Goodyear alleges that Fuji has promoted its products through a "Play Blimpo" game or bonus promotion in which Fuji distributes "Play Blimpo" cards utilizing the shape and symbol of a blimp as a prominent element in the design of the card. Goodyear claims that "the continued use of the shape and symbol of a blimp in Fuji's and Fuji U.S.A.'s print and media advertising and in point-of-purchase marketing and promotion by Fuji . . . is likely to injure the business reputation of Goodyear, . . . is likely to dilute the distinctive quality of Goodyear's blimp trademark" and "may cause Goodyear's blimp trademark to lose its distinctiveness entirely and destroy the advertising value of Goodyear's blimp trademark." Goodyear asks for damages and an injunction prohibiting use of "the shape and symbol of a blimp, or depiction of a blimp in the printed advertising, broadcast media advertising, point-of-purchase marketing and promotional materials and any other advertising and promotional materials." Goodyear has not sought to enjoin Fuji from buying or leasing blimps from Airship or others or from using blimps as "flying billboards" to carry Fuji's name or advertising.
The Nebraska action was filed by Goodyear on the same day, December 20, 1985 in the United States District Court for the District of Nebraska.
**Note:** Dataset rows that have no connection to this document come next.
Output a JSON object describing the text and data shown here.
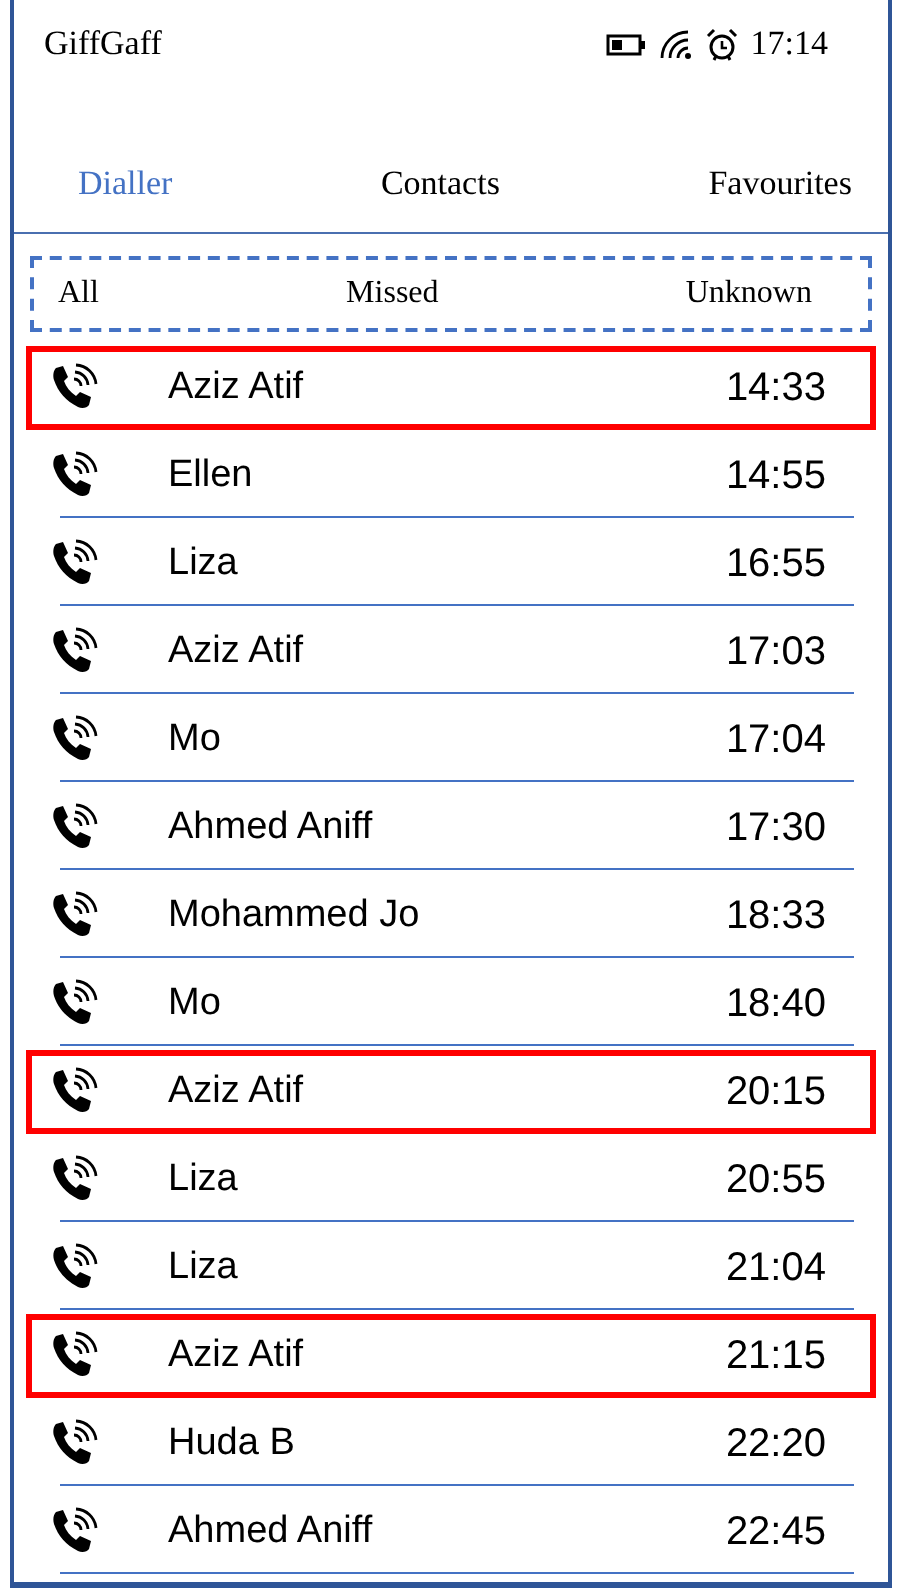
{
  "status_bar": {
    "carrier": "GiffGaff",
    "time": "17:14"
  },
  "tabs": [
    {
      "label": "Dialler",
      "selected": true
    },
    {
      "label": "Contacts",
      "selected": false
    },
    {
      "label": "Favourites",
      "selected": false
    }
  ],
  "filters": [
    {
      "label": "All"
    },
    {
      "label": "Missed"
    },
    {
      "label": "Unknown"
    }
  ],
  "calls": [
    {
      "name": "Aziz Atif",
      "time": "14:33",
      "highlighted": true
    },
    {
      "name": "Ellen",
      "time": "14:55",
      "highlighted": false
    },
    {
      "name": "Liza",
      "time": "16:55",
      "highlighted": false
    },
    {
      "name": "Aziz Atif",
      "time": "17:03",
      "highlighted": false
    },
    {
      "name": "Mo",
      "time": "17:04",
      "highlighted": false
    },
    {
      "name": "Ahmed Aniff",
      "time": "17:30",
      "highlighted": false
    },
    {
      "name": "Mohammed Jo",
      "time": "18:33",
      "highlighted": false
    },
    {
      "name": "Mo",
      "time": "18:40",
      "highlighted": false
    },
    {
      "name": "Aziz Atif",
      "time": "20:15",
      "highlighted": true
    },
    {
      "name": "Liza",
      "time": "20:55",
      "highlighted": false
    },
    {
      "name": "Liza",
      "time": "21:04",
      "highlighted": false
    },
    {
      "name": "Aziz Atif",
      "time": "21:15",
      "highlighted": true
    },
    {
      "name": "Huda B",
      "time": "22:20",
      "highlighted": false
    },
    {
      "name": "Ahmed Aniff",
      "time": "22:45",
      "highlighted": false
    }
  ]
}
It contains the same factual allegations, including the allegations regarding the "Play Blimpo" promotion, but sets forth two counts, both arising under statutes of the State of Nebraska. The first count alleges a violation of the Nebraska Anti-Dilution Statute, Neb.Rev.Stat. § 87-122 (1981), which provides:
Likelihood of injury to business reputation of or dilution of the distinctive quality of a trademark . . . valid at common law, shall be a ground for injunctive relief not withstanding the absence of competition between the parties or the absence of confusion as to the source of goods.
Goodyear alleges that "the use of the shape and symbol of a blimp" in Fuji's "print and media advertising and in point-of-purchase marketing and promotion" is likely to injure Goodyear's business reputation, dilute the distinctive quality of its blimp trademark, and destroy the advertising value of the blimp trademark.
Goodyear's second count alleges a violation of the Nebraska Deceptive Trade Practice Statute, Neb.Rev.Stat. § 87-302 (1981), which provides:
(a) A person engages in a deceptive trade practice when in the course of his business, vocation, or occupation, he . . . (3) causes likelihood of confusion or of misunderstanding as to affiliation, connection, or association with, or certification by, another . . .
Goodyear alleges that Fuji's use of "the shape and symbol of a blimp in its print and media advertising and promotion activities and in its point-of-purchase marketing and promotional materials is likely to cause confusion or misunderstanding as to ...